Exercise
Your task is to work out how many lines in the data that follows hold "left" and to state that number alone.

Given entries
■ ■ ■ ■ ■

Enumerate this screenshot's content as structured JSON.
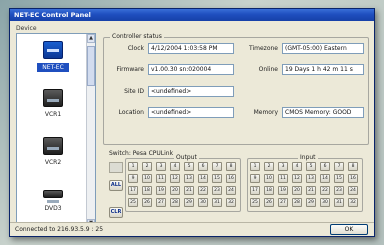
{
  "window": {
    "title": "NET-EC Control Panel"
  },
  "device_panel": {
    "label": "Device",
    "items": [
      {
        "label": "NET-EC",
        "icon": "network-device-icon",
        "selected": true
      },
      {
        "label": "VCR1",
        "icon": "vcr-icon"
      },
      {
        "label": "VCR2",
        "icon": "vcr-icon"
      },
      {
        "label": "DVD3",
        "icon": "dvd-icon"
      }
    ]
  },
  "controller_status": {
    "title": "Controller status",
    "clock_label": "Clock",
    "clock_value": "4/12/2004  1:03:58 PM",
    "timezone_label": "Timezone",
    "timezone_value": "(GMT-05:00) Eastern",
    "firmware_label": "Firmware",
    "firmware_value": "v1.00.30  sn:020004",
    "online_label": "Online",
    "online_value": "19 Days  1 h  42 m  11 s",
    "siteid_label": "Site ID",
    "siteid_value": "<undefined>",
    "location_label": "Location",
    "location_value": "<undefined>",
    "memory_label": "Memory",
    "memory_value": "CMOS Memory: GOOD"
  },
  "switch": {
    "label": "Switch: Pesa CPULink",
    "output_title": "Output",
    "input_title": "Input",
    "all_label": "ALL",
    "clr_label": "CLR",
    "output_buttons": [
      1,
      2,
      3,
      4,
      5,
      6,
      7,
      8,
      9,
      10,
      11,
      12,
      13,
      14,
      15,
      16,
      17,
      18,
      19,
      20,
      21,
      22,
      23,
      24,
      25,
      26,
      27,
      28,
      29,
      30,
      31,
      32
    ],
    "input_buttons": [
      1,
      2,
      3,
      4,
      5,
      6,
      7,
      8,
      9,
      10,
      11,
      12,
      13,
      14,
      15,
      16,
      17,
      18,
      19,
      20,
      21,
      22,
      23,
      24,
      25,
      26,
      27,
      28,
      29,
      30,
      31,
      32
    ]
  },
  "statusbar": {
    "text": "Connected to 216.93.5.9 : 25",
    "ok_label": "OK"
  }
}
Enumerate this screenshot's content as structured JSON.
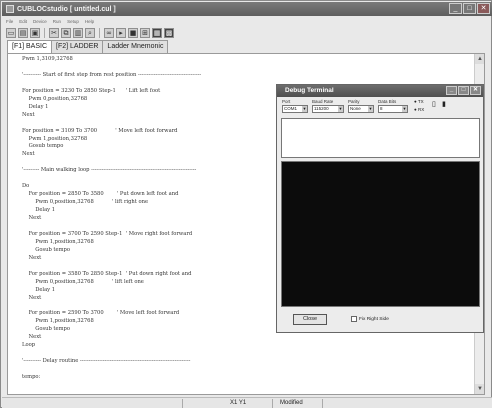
{
  "window": {
    "title": "CUBLOCstudio [ untitled.cul ]"
  },
  "menu": [
    "File",
    "Edit",
    "Device",
    "Run",
    "Setup",
    "Help"
  ],
  "toolbar": [
    "new",
    "open",
    "save",
    "cut",
    "copy",
    "paste",
    "find",
    "run",
    "stop",
    "ladder",
    "monitor",
    "dark-box"
  ],
  "tabs": [
    "[F1] BASIC",
    "[F2] LADDER",
    "Ladder Mnemonic"
  ],
  "code_lines": [
    "Pwm 1,3109,32768",
    "",
    "'---------- Start of first step from rest position ------------------------------------",
    "",
    "For position = 3230 To 2850 Step-1      ' Lift left foot",
    "    Pwm 0,position,32768",
    "    Delay 1",
    "Next",
    "",
    "For position = 3109 To 3700           ' Move left foot forward",
    "    Pwm 1,position,32768",
    "    Gosub tempo",
    "Next",
    "",
    "'--------- Main walking loop ------------------------------------------------------------",
    "",
    "Do",
    "    For position = 2850 To 3580        ' Put down left foot and",
    "        Pwm 0,position,32768           ' lift right one",
    "        Delay 1",
    "    Next",
    "",
    "    For position = 3700 To 2590 Step-1  ' Move right foot forward",
    "        Pwm 1,position,32768",
    "        Gosub tempo",
    "    Next",
    "",
    "    For position = 3580 To 2850 Step-1  ' Put down right foot and",
    "        Pwm 0,position,32768           ' lift left one",
    "        Delay 1",
    "    Next",
    "",
    "    For position = 2590 To 3700        ' Move left foot forward",
    "        Pwm 1,position,32768",
    "        Gosub tempo",
    "    Next",
    "Loop",
    "",
    "'---------- Delay routine ---------------------------------------------------------------",
    "",
    "tempo:"
  ],
  "status": {
    "position": "X1 Y1",
    "state": "Modified"
  },
  "debug": {
    "title": "Debug Terminal",
    "labels": {
      "port": "Port",
      "baud": "Baud Rate",
      "parity": "Parity",
      "databits": "Data Bits"
    },
    "values": {
      "port": "COM1",
      "baud": "115200",
      "parity": "None",
      "databits": "8"
    },
    "radio_tx": "TX",
    "radio_rx": "RX",
    "close_label": "Close",
    "fix_label": "Fix Right Side"
  }
}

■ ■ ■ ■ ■

Your solution
5